**What to work on:** Count up the lines below that include the string "colorlib" and report the number by itself.
====
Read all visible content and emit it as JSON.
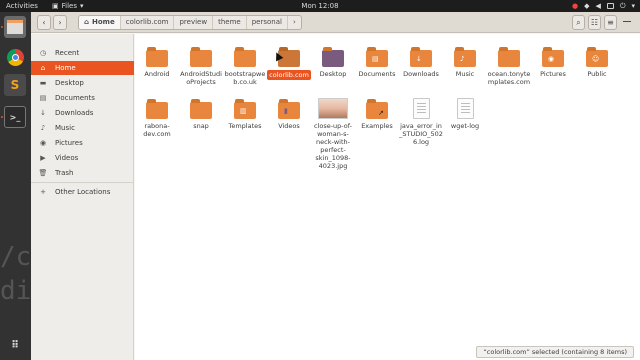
{
  "topbar": {
    "activities": "Activities",
    "app_name": "Files",
    "clock": "Mon 12:08"
  },
  "header": {
    "nav_back": "‹",
    "nav_forward": "›",
    "search": "⌕",
    "view": "☷",
    "menu": "≡"
  },
  "breadcrumbs": [
    {
      "label": "Home",
      "active": true
    },
    {
      "label": "colorlib.com"
    },
    {
      "label": "preview"
    },
    {
      "label": "theme"
    },
    {
      "label": "personal"
    }
  ],
  "sidebar": {
    "items": [
      {
        "label": "Recent",
        "icon": "clock-icon"
      },
      {
        "label": "Home",
        "icon": "home-icon",
        "active": true
      },
      {
        "label": "Desktop",
        "icon": "desktop-icon"
      },
      {
        "label": "Documents",
        "icon": "documents-icon"
      },
      {
        "label": "Downloads",
        "icon": "downloads-icon"
      },
      {
        "label": "Music",
        "icon": "music-icon"
      },
      {
        "label": "Pictures",
        "icon": "pictures-icon"
      },
      {
        "label": "Videos",
        "icon": "videos-icon"
      },
      {
        "label": "Trash",
        "icon": "trash-icon"
      },
      {
        "label": "Other Locations",
        "icon": "plus-icon"
      }
    ]
  },
  "files": [
    {
      "label": "Android",
      "type": "folder"
    },
    {
      "label": "AndroidStudioProjects",
      "type": "folder"
    },
    {
      "label": "bootstrapweb.co.uk",
      "type": "folder"
    },
    {
      "label": "colorlib.com",
      "type": "folder",
      "selected": true
    },
    {
      "label": "Desktop",
      "type": "folder-desktop"
    },
    {
      "label": "Documents",
      "type": "folder-docs"
    },
    {
      "label": "Downloads",
      "type": "folder-dl"
    },
    {
      "label": "Music",
      "type": "folder-music"
    },
    {
      "label": "ocean.tonytemplates.com",
      "type": "folder"
    },
    {
      "label": "Pictures",
      "type": "folder-pics"
    },
    {
      "label": "Public",
      "type": "folder-public"
    },
    {
      "label": "rabona-dev.com",
      "type": "folder"
    },
    {
      "label": "snap",
      "type": "folder"
    },
    {
      "label": "Templates",
      "type": "folder-templates"
    },
    {
      "label": "Videos",
      "type": "folder-videos"
    },
    {
      "label": "close-up-of-woman-s-neck-with-perfect-skin_1098-4023.jpg",
      "type": "image"
    },
    {
      "label": "Examples",
      "type": "folder-link"
    },
    {
      "label": "java_error_in_STUDIO_5026.log",
      "type": "document"
    },
    {
      "label": "wget-log",
      "type": "document"
    }
  ],
  "status": "“colorlib.com” selected (containing 8 items)",
  "colors": {
    "accent": "#e95420",
    "folder": "#e8863e"
  }
}
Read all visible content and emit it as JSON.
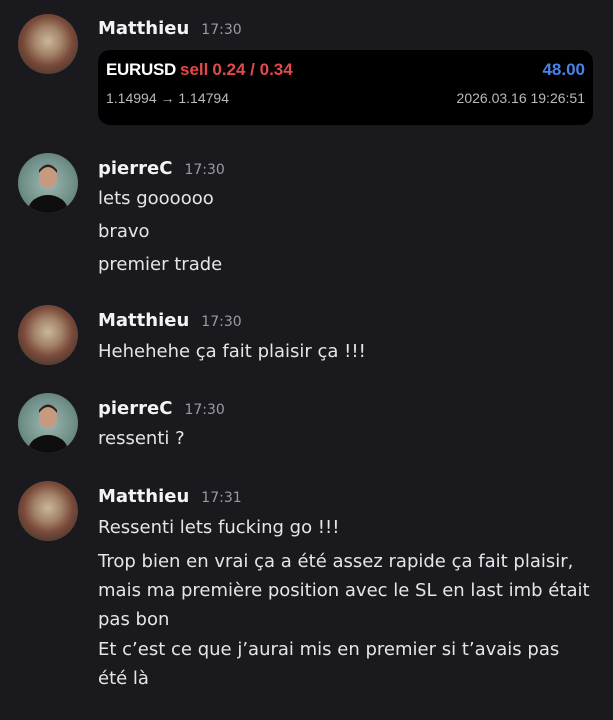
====
**Answer for this exercise:** 3